**Assigned task:**
Please restate the data below word for word, omitting all images.

-------- Records to process

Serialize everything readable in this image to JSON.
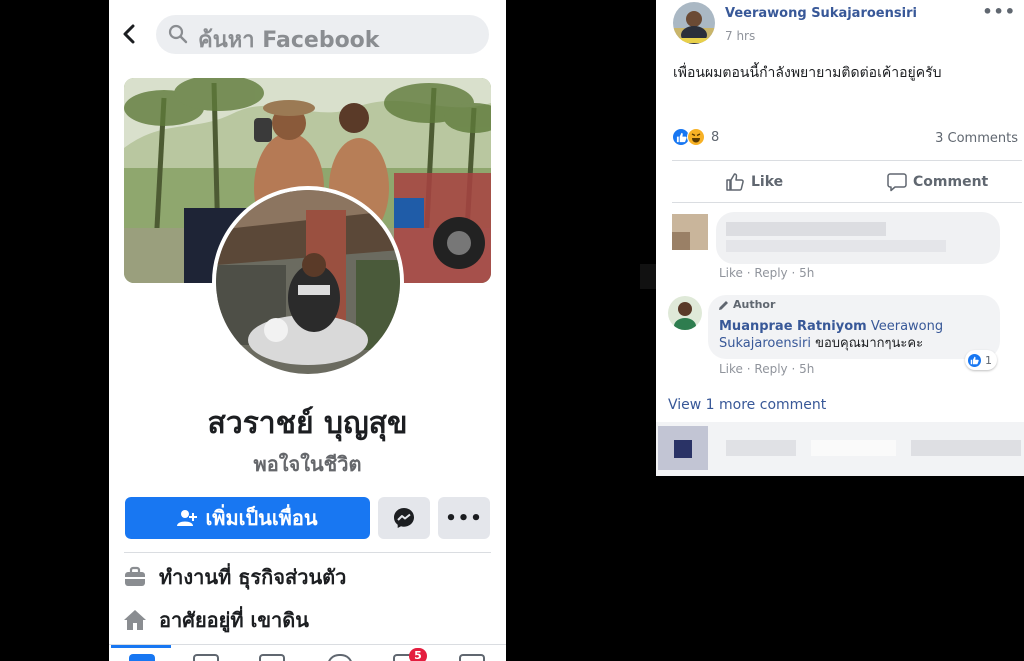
{
  "profile": {
    "search_placeholder": "ค้นหา Facebook",
    "name": "สวราชย์ บุญสุข",
    "bio": "พอใจในชีวิต",
    "add_friend_label": "เพิ่มเป็นเพื่อน",
    "more_label": "•••",
    "work": "ทำงานที่ ธุรกิจส่วนตัว",
    "lives": "อาศัยอยู่ที่ เขาดิน",
    "notification_badge": "5"
  },
  "post": {
    "author": "Veerawong Sukajaroensiri",
    "time": "7 hrs",
    "menu_label": "•••",
    "text": "เพื่อนผมตอนนี้กำลังพยายามติดต่อเค้าอยู่ครับ",
    "reaction_count": "8",
    "comments_count": "3 Comments",
    "like_label": "Like",
    "comment_label": "Comment",
    "comments": [
      {
        "like": "Like",
        "reply": "Reply",
        "age": "5h"
      },
      {
        "tag": "Author",
        "author": "Muanprae Ratniyom",
        "mention": "Veerawong Sukajaroensiri",
        "text": "ขอบคุณมากๆนะคะ",
        "reactions": "1",
        "like": "Like",
        "reply": "Reply",
        "age": "5h"
      }
    ],
    "view_more": "View 1 more comment"
  },
  "colors": {
    "facebook_blue": "#1877f2",
    "link_blue": "#385898",
    "notification_red": "#e41e3f"
  },
  "icons": [
    "back-arrow-icon",
    "search-icon",
    "add-person-icon",
    "messenger-icon",
    "briefcase-icon",
    "home-icon",
    "like-reaction-icon",
    "haha-reaction-icon",
    "thumbs-up-icon",
    "comment-icon",
    "pencil-icon"
  ]
}
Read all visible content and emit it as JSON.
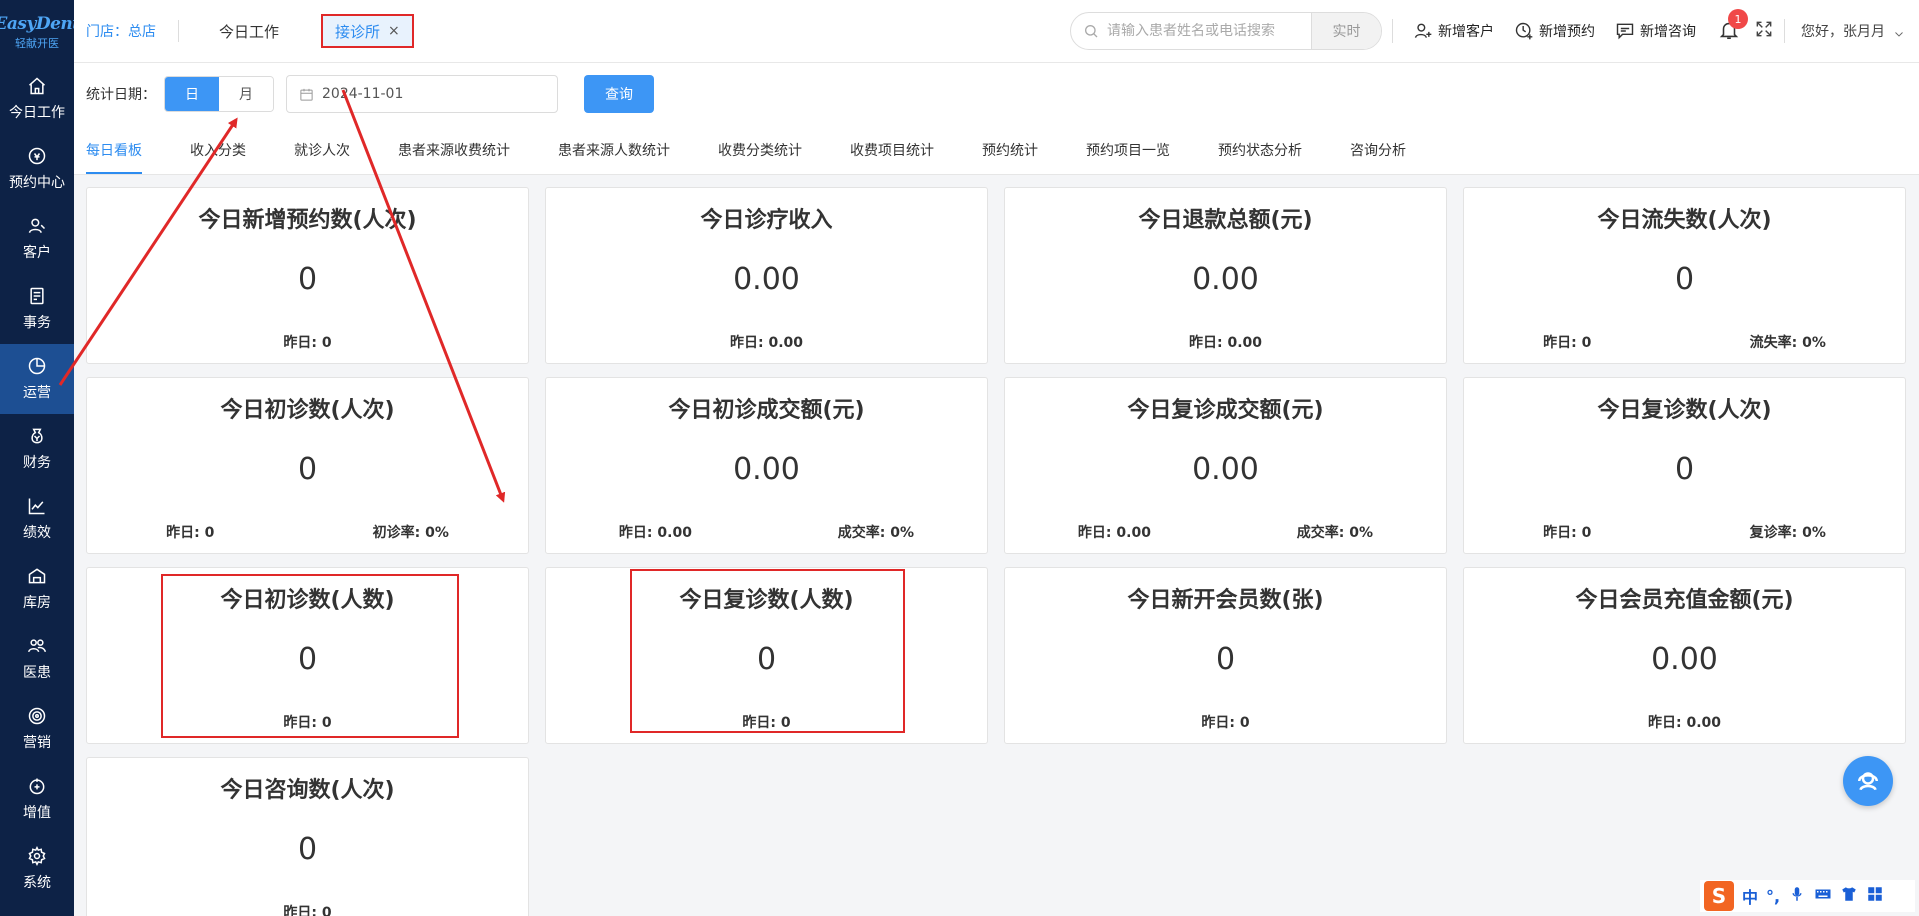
{
  "logo": {
    "brand": "EasyDent",
    "subtitle": "轻献开医"
  },
  "sidebar": {
    "items": [
      {
        "label": "今日工作",
        "icon": "home-icon"
      },
      {
        "label": "预约中心",
        "icon": "calendar-circle-icon"
      },
      {
        "label": "客户",
        "icon": "users-icon"
      },
      {
        "label": "事务",
        "icon": "clipboard-icon"
      },
      {
        "label": "运营",
        "icon": "pie-chart-icon",
        "active": true
      },
      {
        "label": "财务",
        "icon": "money-bag-icon"
      },
      {
        "label": "绩效",
        "icon": "line-chart-icon"
      },
      {
        "label": "库房",
        "icon": "warehouse-icon"
      },
      {
        "label": "医患",
        "icon": "doctor-patient-icon"
      },
      {
        "label": "营销",
        "icon": "target-icon"
      },
      {
        "label": "增值",
        "icon": "plus-circle-icon"
      },
      {
        "label": "系统",
        "icon": "gear-icon"
      }
    ]
  },
  "header": {
    "store": "门店：总店",
    "tabs": [
      {
        "label": "今日工作"
      },
      {
        "label": "接诊所",
        "active": true,
        "close": "×"
      }
    ],
    "search": {
      "placeholder": "请输入患者姓名或电话搜索",
      "button": "实时"
    },
    "actions": [
      {
        "label": "新增客户",
        "icon": "add-user-icon"
      },
      {
        "label": "新增预约",
        "icon": "add-clock-icon"
      },
      {
        "label": "新增咨询",
        "icon": "chat-icon"
      }
    ],
    "notification_count": "1",
    "greeting": "您好，张月月"
  },
  "filter": {
    "label": "统计日期：",
    "segments": [
      {
        "label": "日",
        "selected": true
      },
      {
        "label": "月",
        "selected": false
      }
    ],
    "date": "2024-11-01",
    "query_button": "查询"
  },
  "subtabs": [
    {
      "label": "每日看板",
      "active": true
    },
    {
      "label": "收入分类"
    },
    {
      "label": "就诊人次"
    },
    {
      "label": "患者来源收费统计"
    },
    {
      "label": "患者来源人数统计"
    },
    {
      "label": "收费分类统计"
    },
    {
      "label": "收费项目统计"
    },
    {
      "label": "预约统计"
    },
    {
      "label": "预约项目一览"
    },
    {
      "label": "预约状态分析"
    },
    {
      "label": "咨询分析"
    }
  ],
  "cards": [
    {
      "title": "今日新增预约数(人次)",
      "value": "0",
      "foot": [
        "昨日: 0"
      ]
    },
    {
      "title": "今日诊疗收入",
      "value": "0.00",
      "foot": [
        "昨日: 0.00"
      ]
    },
    {
      "title": "今日退款总额(元)",
      "value": "0.00",
      "foot": [
        "昨日: 0.00"
      ]
    },
    {
      "title": "今日流失数(人次)",
      "value": "0",
      "foot": [
        "昨日: 0",
        "流失率: 0%"
      ]
    },
    {
      "title": "今日初诊数(人次)",
      "value": "0",
      "foot": [
        "昨日: 0",
        "初诊率: 0%"
      ]
    },
    {
      "title": "今日初诊成交额(元)",
      "value": "0.00",
      "foot": [
        "昨日: 0.00",
        "成交率: 0%"
      ]
    },
    {
      "title": "今日复诊成交额(元)",
      "value": "0.00",
      "foot": [
        "昨日: 0.00",
        "成交率: 0%"
      ]
    },
    {
      "title": "今日复诊数(人次)",
      "value": "0",
      "foot": [
        "昨日: 0",
        "复诊率: 0%"
      ]
    },
    {
      "title": "今日初诊数(人数)",
      "value": "0",
      "foot": [
        "昨日: 0"
      ]
    },
    {
      "title": "今日复诊数(人数)",
      "value": "0",
      "foot": [
        "昨日: 0"
      ]
    },
    {
      "title": "今日新开会员数(张)",
      "value": "0",
      "foot": [
        "昨日: 0"
      ]
    },
    {
      "title": "今日会员充值金额(元)",
      "value": "0.00",
      "foot": [
        "昨日: 0.00"
      ]
    },
    {
      "title": "今日咨询数(人次)",
      "value": "0",
      "foot": [
        "昨日: 0"
      ]
    }
  ],
  "ime": {
    "logo": "S",
    "lang": "中",
    "punct": "°,"
  },
  "colors": {
    "sidebar_bg": "#0d2246",
    "sidebar_active": "#1d4f93",
    "accent": "#2d8cf0",
    "annotation_red": "#e02828"
  }
}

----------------

**Worked solution:**
Serialize everything readable in this image to JSON.
{
  "profile": {
    "search_placeholder": "ค้นหา Facebook",
    "name": "สวราชย์ บุญสุข",
    "bio": "พอใจในชีวิต",
    "add_friend_label": "เพิ่มเป็นเพื่อน",
    "more_label": "•••",
    "work": "ทำงานที่ ธุรกิจส่วนตัว",
    "lives": "อาศัยอยู่ที่ เขาดิน",
    "notification_badge": "5"
  },
  "post": {
    "author": "Veerawong Sukajaroensiri",
    "time": "7 hrs",
    "menu_label": "•••",
    "text": "เพื่อนผมตอนนี้กำลังพยายามติดต่อเค้าอยู่ครับ",
    "reaction_count": "8",
    "comments_count": "3 Comments",
    "like_label": "Like",
    "comment_label": "Comment",
    "comments": [
      {
        "like": "Like",
        "reply": "Reply",
        "age": "5h"
      },
      {
        "tag": "Author",
        "author": "Muanprae Ratniyom",
        "mention": "Veerawong Sukajaroensiri",
        "text": "ขอบคุณมากๆนะคะ",
        "reactions": "1",
        "like": "Like",
        "reply": "Reply",
        "age": "5h"
      }
    ],
    "view_more": "View 1 more comment"
  },
  "colors": {
    "facebook_blue": "#1877f2",
    "link_blue": "#385898",
    "notification_red": "#e41e3f"
  },
  "icons": [
    "back-arrow-icon",
    "search-icon",
    "add-person-icon",
    "messenger-icon",
    "briefcase-icon",
    "home-icon",
    "like-reaction-icon",
    "haha-reaction-icon",
    "thumbs-up-icon",
    "comment-icon",
    "pencil-icon"
  ]
}
Read all visible content and emit it as JSON.
{
  "logo": {
    "brand": "EasyDent",
    "subtitle": "轻献开医"
  },
  "sidebar": {
    "items": [
      {
        "label": "今日工作",
        "icon": "home-icon"
      },
      {
        "label": "预约中心",
        "icon": "calendar-circle-icon"
      },
      {
        "label": "客户",
        "icon": "users-icon"
      },
      {
        "label": "事务",
        "icon": "clipboard-icon"
      },
      {
        "label": "运营",
        "icon": "pie-chart-icon",
        "active": true
      },
      {
        "label": "财务",
        "icon": "money-bag-icon"
      },
      {
        "label": "绩效",
        "icon": "line-chart-icon"
      },
      {
        "label": "库房",
        "icon": "warehouse-icon"
      },
      {
        "label": "医患",
        "icon": "doctor-patient-icon"
      },
      {
        "label": "营销",
        "icon": "target-icon"
      },
      {
        "label": "增值",
        "icon": "plus-circle-icon"
      },
      {
        "label": "系统",
        "icon": "gear-icon"
      }
    ]
  },
  "header": {
    "store": "门店：总店",
    "tabs": [
      {
        "label": "今日工作"
      },
      {
        "label": "接诊所",
        "active": true,
        "close": "×"
      }
    ],
    "search": {
      "placeholder": "请输入患者姓名或电话搜索",
      "button": "实时"
    },
    "actions": [
      {
        "label": "新增客户",
        "icon": "add-user-icon"
      },
      {
        "label": "新增预约",
        "icon": "add-clock-icon"
      },
      {
        "label": "新增咨询",
        "icon": "chat-icon"
      }
    ],
    "notification_count": "1",
    "greeting": "您好，张月月"
  },
  "filter": {
    "label": "统计日期：",
    "segments": [
      {
        "label": "日",
        "selected": true
      },
      {
        "label": "月",
        "selected": false
      }
    ],
    "date": "2024-11-01",
    "query_button": "查询"
  },
  "subtabs": [
    {
      "label": "每日看板",
      "active": true
    },
    {
      "label": "收入分类"
    },
    {
      "label": "就诊人次"
    },
    {
      "label": "患者来源收费统计"
    },
    {
      "label": "患者来源人数统计"
    },
    {
      "label": "收费分类统计"
    },
    {
      "label": "收费项目统计"
    },
    {
      "label": "预约统计"
    },
    {
      "label": "预约项目一览"
    },
    {
      "label": "预约状态分析"
    },
    {
      "label": "咨询分析"
    }
  ],
  "cards": [
    {
      "title": "今日新增预约数(人次)",
      "value": "0",
      "foot": [
        "昨日: 0"
      ]
    },
    {
      "title": "今日诊疗收入",
      "value": "0.00",
      "foot": [
        "昨日: 0.00"
      ]
    },
    {
      "title": "今日退款总额(元)",
      "value": "0.00",
      "foot": [
        "昨日: 0.00"
      ]
    },
    {
      "title": "今日流失数(人次)",
      "value": "0",
      "foot": [
        "昨日: 0",
        "流失率: 0%"
      ]
    },
    {
      "title": "今日初诊数(人次)",
      "value": "0",
      "foot": [
        "昨日: 0",
        "初诊率: 0%"
      ]
    },
    {
      "title": "今日初诊成交额(元)",
      "value": "0.00",
      "foot": [
        "昨日: 0.00",
        "成交率: 0%"
      ]
    },
    {
      "title": "今日复诊成交额(元)",
      "value": "0.00",
      "foot": [
        "昨日: 0.00",
        "成交率: 0%"
      ]
    },
    {
      "title": "今日复诊数(人次)",
      "value": "0",
      "foot": [
        "昨日: 0",
        "复诊率: 0%"
      ]
    },
    {
      "title": "今日初诊数(人数)",
      "value": "0",
      "foot": [
        "昨日: 0"
      ]
    },
    {
      "title": "今日复诊数(人数)",
      "value": "0",
      "foot": [
        "昨日: 0"
      ]
    },
    {
      "title": "今日新开会员数(张)",
      "value": "0",
      "foot": [
        "昨日: 0"
      ]
    },
    {
      "title": "今日会员充值金额(元)",
      "value": "0.00",
      "foot": [
        "昨日: 0.00"
      ]
    },
    {
      "title": "今日咨询数(人次)",
      "value": "0",
      "foot": [
        "昨日: 0"
      ]
    }
  ],
  "ime": {
    "logo": "S",
    "lang": "中",
    "punct": "°,"
  },
  "colors": {
    "sidebar_bg": "#0d2246",
    "sidebar_active": "#1d4f93",
    "accent": "#2d8cf0",
    "annotation_red": "#e02828"
  }
}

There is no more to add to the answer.